1 December 2016

Stephen began by outlining his view of the direction of travel for the negotiations, stating that he thought remaining in customs union or the single market were not realistic long-term options:

It is a bilateral trade agreement or WTO.


In order to ensure the negotiations had the greatest chance of success, Stephen argued that:

We need to know from the Government before Article 50 is triggered what decisions it is going to take on the customs union and the single market.  Those decisions have to be made at the outset rather than throughout the Article 50 process.

He noted that the UK could not completely escape the fact the rest of the EU sees access to the single market and the immigration rights of EU citizens as part of a trade-off. However, Stephen highlighted the importance of maintaining an over-arching strategic perspective and ensuring the negotiations encompassed all facets of European cooperation:

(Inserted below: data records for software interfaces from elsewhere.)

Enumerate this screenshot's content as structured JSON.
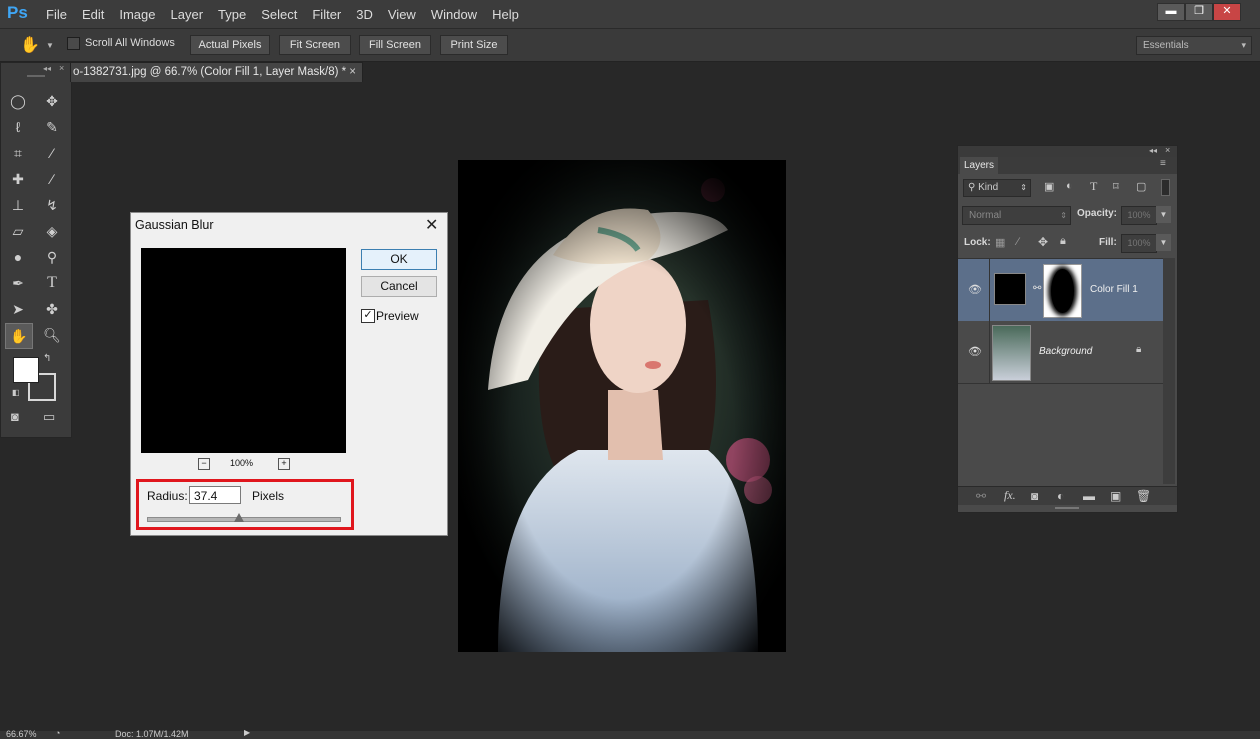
{
  "app": {
    "logo": "Ps"
  },
  "menu": [
    "File",
    "Edit",
    "Image",
    "Layer",
    "Type",
    "Select",
    "Filter",
    "3D",
    "View",
    "Window",
    "Help"
  ],
  "window_controls": {
    "minimize": "▬",
    "restore": "❐",
    "close": "✕"
  },
  "options_bar": {
    "scroll_all_windows": "Scroll All Windows",
    "actual_pixels": "Actual Pixels",
    "fit_screen": "Fit Screen",
    "fill_screen": "Fill Screen",
    "print_size": "Print Size",
    "workspace": "Essentials"
  },
  "document_tab": {
    "title": "o-1382731.jpg @ 66.7% (Color Fill 1, Layer Mask/8) *",
    "close": "×"
  },
  "dialog": {
    "title": "Gaussian Blur",
    "ok": "OK",
    "cancel": "Cancel",
    "preview_label": "Preview",
    "preview_checked": true,
    "zoom": "100%",
    "radius_label": "Radius:",
    "radius_value": "37.4",
    "units": "Pixels",
    "slider_position": 0.48,
    "highlight_color": "#e0161d"
  },
  "layers_panel": {
    "tab": "Layers",
    "filter_kind": "Kind",
    "blend_mode": "Normal",
    "opacity_label": "Opacity:",
    "opacity_value": "100%",
    "lock_label": "Lock:",
    "fill_label": "Fill:",
    "fill_value": "100%",
    "layers": [
      {
        "name": "Color Fill 1",
        "selected": true
      },
      {
        "name": "Background",
        "italic": true,
        "locked": true
      }
    ],
    "footer_icons": [
      "link-icon",
      "fx-icon",
      "mask-icon",
      "adjustment-icon",
      "folder-icon",
      "new-layer-icon",
      "trash-icon"
    ],
    "fx_label": "fx."
  },
  "status": {
    "zoom": "66.67%",
    "doc": "Doc: 1.07M/1.42M"
  },
  "colors": {
    "accent": "#3fa6f5",
    "selected_layer": "#5c6f8a"
  }
}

We need to think about not only our relationship to the EU but our future relationship with the member nations and the Governments that comprise the European Union.  That is not simply going to cover the single market and migration; it is going to cover security, foreign policy, and our wider geopolitical interests.  With that kind of package, these trade-offs become different.  It is not simply about market access and immigration; it is about market access, immigration, and geopolitics.  That is a much broader discussion.  There is much more room for everyone to have a win-win solution in that kind of discussion, as opposed to a narrow one about the four freedoms.

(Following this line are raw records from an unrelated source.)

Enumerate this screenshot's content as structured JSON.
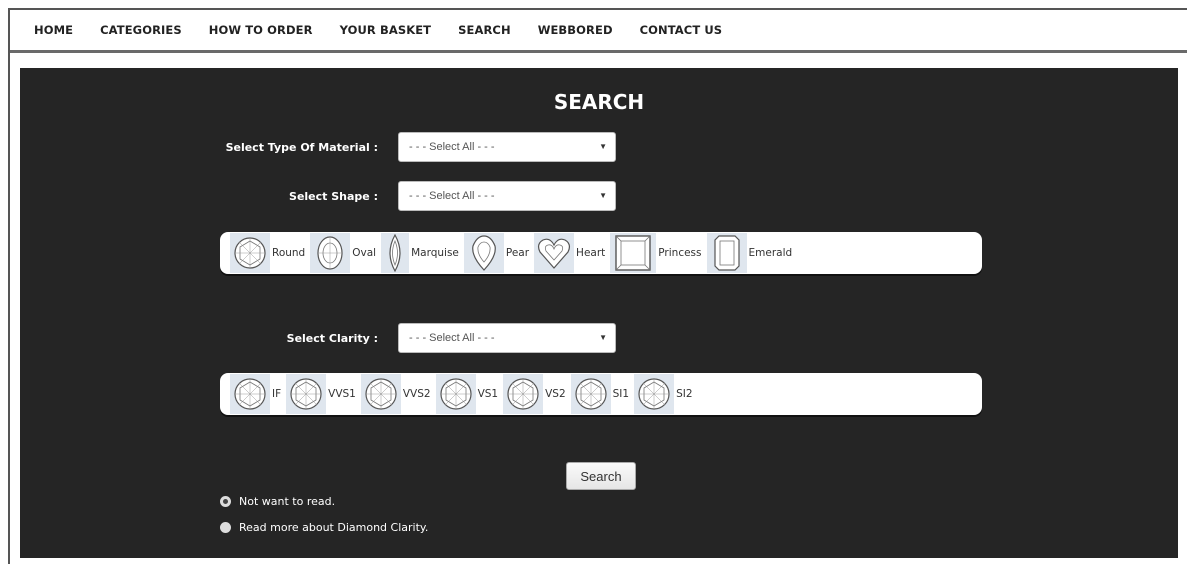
{
  "nav": {
    "items": [
      "HOME",
      "CATEGORIES",
      "HOW TO ORDER",
      "YOUR BASKET",
      "SEARCH",
      "WEBBORED",
      "CONTACT US"
    ]
  },
  "search": {
    "title": "SEARCH",
    "material_label": "Select Type Of Material :",
    "material_value": "- - - Select All - - -",
    "shape_label": "Select Shape :",
    "shape_value": "- - - Select All - - -",
    "shapes": [
      "Round",
      "Oval",
      "Marquise",
      "Pear",
      "Heart",
      "Princess",
      "Emerald"
    ],
    "clarity_label": "Select Clarity :",
    "clarity_value": "- - - Select All - - -",
    "clarities": [
      "IF",
      "VVS1",
      "VVS2",
      "VS1",
      "VS2",
      "SI1",
      "SI2"
    ],
    "button_label": "Search",
    "radio_not_read": "Not want to read.",
    "radio_read_more": "Read more about Diamond Clarity."
  },
  "colors": {
    "panel_bg": "#252525",
    "icon_bg": "#dfe6ee"
  }
}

You can read the full transcript of the session here, or view a recording of the proceedings here.